A community is reeling hours after a gunman targeted the local Capital Gazette newspaper in Maryland, looking for victims before he gunned down five unsuspecting employees.
In a Facebook post, best-selling author and Miami Herald columnist Carl Hiaasen said he was "devastated and heartsick" to confirm the death of his brother, Rob Hiaasen, affectionately known as "Big Rob" because he towered over people. The victims were identified Thursday night as Wendi Winters, Rebecca Smith, Robert Hiaason, Gerald Fischman and John McNamara. Ramos had a well-documented history of harassing the paper's journalists, a feud that apparently began over a column about Ramos pleading guilty to harassing a woman. It is styled a "Motion for Reconsideration" by Maryland's top court, which in 2016 refused to hear a defamation case Ramos, now 38, had filed against the newspaper.
The alleged gunman in Thursday's killings at The Capital sent three threatening letters before the shooting rampage at the Annapolis newspaper, Anne Arundel County police said Monday.
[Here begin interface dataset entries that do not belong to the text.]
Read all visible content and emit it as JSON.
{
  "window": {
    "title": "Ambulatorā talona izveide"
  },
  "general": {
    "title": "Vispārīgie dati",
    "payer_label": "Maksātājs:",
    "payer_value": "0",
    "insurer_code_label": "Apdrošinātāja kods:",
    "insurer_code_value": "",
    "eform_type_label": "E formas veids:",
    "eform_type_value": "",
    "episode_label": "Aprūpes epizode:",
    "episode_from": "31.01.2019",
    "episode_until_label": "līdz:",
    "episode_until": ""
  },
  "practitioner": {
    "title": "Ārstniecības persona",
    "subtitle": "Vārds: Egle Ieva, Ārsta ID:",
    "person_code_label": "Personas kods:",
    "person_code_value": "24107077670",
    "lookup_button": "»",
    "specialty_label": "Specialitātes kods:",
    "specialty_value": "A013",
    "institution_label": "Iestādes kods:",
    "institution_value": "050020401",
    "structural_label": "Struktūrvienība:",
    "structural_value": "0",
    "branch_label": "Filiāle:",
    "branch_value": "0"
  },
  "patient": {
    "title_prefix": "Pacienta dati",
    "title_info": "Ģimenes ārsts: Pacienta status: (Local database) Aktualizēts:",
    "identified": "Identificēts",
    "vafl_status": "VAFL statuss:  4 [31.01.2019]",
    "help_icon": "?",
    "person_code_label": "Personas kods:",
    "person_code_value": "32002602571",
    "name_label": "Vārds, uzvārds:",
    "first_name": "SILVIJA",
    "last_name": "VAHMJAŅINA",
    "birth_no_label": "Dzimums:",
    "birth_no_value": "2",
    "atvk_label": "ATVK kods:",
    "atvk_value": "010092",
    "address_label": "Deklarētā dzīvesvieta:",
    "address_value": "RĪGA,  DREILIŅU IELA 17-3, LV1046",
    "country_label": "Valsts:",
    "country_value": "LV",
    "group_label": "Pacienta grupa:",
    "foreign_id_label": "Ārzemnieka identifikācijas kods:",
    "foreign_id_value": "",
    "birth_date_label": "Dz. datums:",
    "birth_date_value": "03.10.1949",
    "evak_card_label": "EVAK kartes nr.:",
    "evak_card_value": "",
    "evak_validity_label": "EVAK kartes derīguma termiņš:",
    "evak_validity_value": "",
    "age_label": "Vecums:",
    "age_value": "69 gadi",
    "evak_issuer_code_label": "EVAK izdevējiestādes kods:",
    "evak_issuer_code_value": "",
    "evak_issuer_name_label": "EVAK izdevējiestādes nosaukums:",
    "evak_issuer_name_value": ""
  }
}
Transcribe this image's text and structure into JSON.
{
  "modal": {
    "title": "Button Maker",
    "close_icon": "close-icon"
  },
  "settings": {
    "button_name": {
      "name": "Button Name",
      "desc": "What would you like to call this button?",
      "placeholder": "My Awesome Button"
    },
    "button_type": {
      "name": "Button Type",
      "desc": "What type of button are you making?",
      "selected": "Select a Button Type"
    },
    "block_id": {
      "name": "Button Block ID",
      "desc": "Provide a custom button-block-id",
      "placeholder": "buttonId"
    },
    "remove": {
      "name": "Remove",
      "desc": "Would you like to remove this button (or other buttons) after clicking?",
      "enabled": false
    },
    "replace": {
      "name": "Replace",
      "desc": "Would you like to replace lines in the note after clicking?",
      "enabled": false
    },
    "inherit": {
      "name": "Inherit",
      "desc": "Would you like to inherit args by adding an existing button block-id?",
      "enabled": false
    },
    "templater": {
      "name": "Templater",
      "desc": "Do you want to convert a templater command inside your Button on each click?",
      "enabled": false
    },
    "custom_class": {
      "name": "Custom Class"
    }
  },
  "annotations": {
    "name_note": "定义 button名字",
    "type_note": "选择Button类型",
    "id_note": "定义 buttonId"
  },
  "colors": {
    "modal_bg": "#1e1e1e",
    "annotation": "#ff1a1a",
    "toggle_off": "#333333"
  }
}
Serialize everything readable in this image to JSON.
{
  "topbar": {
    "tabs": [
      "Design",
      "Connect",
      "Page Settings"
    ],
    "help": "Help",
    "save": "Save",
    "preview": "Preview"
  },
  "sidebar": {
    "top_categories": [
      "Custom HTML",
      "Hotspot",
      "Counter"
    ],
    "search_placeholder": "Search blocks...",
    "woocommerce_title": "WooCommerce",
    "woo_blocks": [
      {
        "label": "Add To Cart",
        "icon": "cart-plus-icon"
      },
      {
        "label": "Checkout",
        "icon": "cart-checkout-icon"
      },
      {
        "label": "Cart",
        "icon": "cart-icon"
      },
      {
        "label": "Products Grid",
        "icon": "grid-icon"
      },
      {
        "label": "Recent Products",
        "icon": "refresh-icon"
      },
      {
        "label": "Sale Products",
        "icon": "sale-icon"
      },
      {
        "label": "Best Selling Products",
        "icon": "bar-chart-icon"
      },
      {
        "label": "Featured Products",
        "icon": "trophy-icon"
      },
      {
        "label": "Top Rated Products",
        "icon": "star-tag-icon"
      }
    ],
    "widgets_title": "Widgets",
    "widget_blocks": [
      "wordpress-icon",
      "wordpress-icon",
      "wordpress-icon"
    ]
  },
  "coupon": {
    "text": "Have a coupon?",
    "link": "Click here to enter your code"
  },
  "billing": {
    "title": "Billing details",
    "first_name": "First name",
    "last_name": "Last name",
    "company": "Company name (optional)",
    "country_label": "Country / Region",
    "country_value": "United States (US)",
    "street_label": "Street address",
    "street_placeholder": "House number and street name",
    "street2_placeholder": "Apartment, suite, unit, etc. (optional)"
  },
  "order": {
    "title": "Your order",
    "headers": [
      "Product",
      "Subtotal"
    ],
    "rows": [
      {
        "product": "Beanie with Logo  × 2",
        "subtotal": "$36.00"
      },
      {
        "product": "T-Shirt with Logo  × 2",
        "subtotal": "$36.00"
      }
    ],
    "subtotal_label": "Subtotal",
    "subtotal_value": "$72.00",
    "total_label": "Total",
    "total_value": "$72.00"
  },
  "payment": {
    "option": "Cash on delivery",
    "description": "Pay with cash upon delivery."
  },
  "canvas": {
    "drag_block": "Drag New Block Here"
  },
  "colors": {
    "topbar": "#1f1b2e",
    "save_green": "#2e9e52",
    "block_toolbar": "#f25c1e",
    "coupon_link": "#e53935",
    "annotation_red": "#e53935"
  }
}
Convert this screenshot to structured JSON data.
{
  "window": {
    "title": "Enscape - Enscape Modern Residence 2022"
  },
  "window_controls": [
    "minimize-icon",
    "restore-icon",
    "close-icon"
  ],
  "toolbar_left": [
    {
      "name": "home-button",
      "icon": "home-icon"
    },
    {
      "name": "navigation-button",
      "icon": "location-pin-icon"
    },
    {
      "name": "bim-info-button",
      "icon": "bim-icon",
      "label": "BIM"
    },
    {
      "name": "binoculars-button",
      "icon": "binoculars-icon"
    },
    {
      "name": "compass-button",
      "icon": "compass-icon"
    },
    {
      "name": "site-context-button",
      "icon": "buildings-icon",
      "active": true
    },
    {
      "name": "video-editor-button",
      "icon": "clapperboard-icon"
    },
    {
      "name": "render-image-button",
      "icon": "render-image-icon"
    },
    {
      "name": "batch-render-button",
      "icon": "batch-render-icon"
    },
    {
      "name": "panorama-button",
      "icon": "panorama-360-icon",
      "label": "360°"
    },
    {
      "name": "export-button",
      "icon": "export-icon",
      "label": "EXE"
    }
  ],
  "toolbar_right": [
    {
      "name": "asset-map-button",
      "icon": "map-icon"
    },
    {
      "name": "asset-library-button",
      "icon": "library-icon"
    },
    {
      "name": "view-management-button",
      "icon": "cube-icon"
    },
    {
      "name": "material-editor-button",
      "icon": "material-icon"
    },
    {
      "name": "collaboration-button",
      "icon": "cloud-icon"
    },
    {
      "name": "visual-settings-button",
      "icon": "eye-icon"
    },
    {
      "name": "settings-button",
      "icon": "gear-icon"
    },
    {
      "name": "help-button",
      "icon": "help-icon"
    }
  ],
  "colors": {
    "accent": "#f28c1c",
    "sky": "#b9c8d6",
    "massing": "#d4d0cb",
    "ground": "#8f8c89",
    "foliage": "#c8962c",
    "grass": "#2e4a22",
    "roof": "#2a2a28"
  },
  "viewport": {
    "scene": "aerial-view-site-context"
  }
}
Ramos has a connection to the paper, the sources said.
A friendly exchange turned into "months of emails in which Ramos alternately asked for help, called her vulgar names and told her to kill herself".
The paper received threats via social media ahead of Thursday's shooting, officials said.
Crime scene tape surrounds a building housing The Capital Gazette newspaper's offices, Friday, June 29, 2018, in Annapolis, Md. Altomare said evidence found at the suspect's home showed he had planned the attack, and that the pump-action 12-gauge shotgun used by the shooter was legally purchased. They did not suffer gunshot wounds, and one was released from the hospital, spokeswoman Loren Farquhar said. "His intent was to cause harm".
Trump has called the press the "enemy of the American people" and has called out media outlets and journalists by name on his Twitter and at his rallies.
The gunman fired through the glass door of the newsroom, Phil Davis, a Capital Gazettepolice reporter, tweeted shortly after the shooting.
Ramos unsuccessfully sued the Gazette after it reported the 2015 hearing in which he admitted criminal harassment of his former classmate. In a later interview appearing on the paper's online site, Davis likened the newspaper office to a "war zone". "So during that time we had consulted with our own lawyers in the best steps that we could take, as well as the police, and we had actually contacted the police to pursue one particular comment in which he wished I would be dead and the police looked into it".
"He was six five so it made sense, but also he had a really, really big heart", she said, before reading a poem in her dad's honour. "They don't make a lot of money". According to court documents, the judge said, "There is nothing" to prove "anything that was published" was in fact false.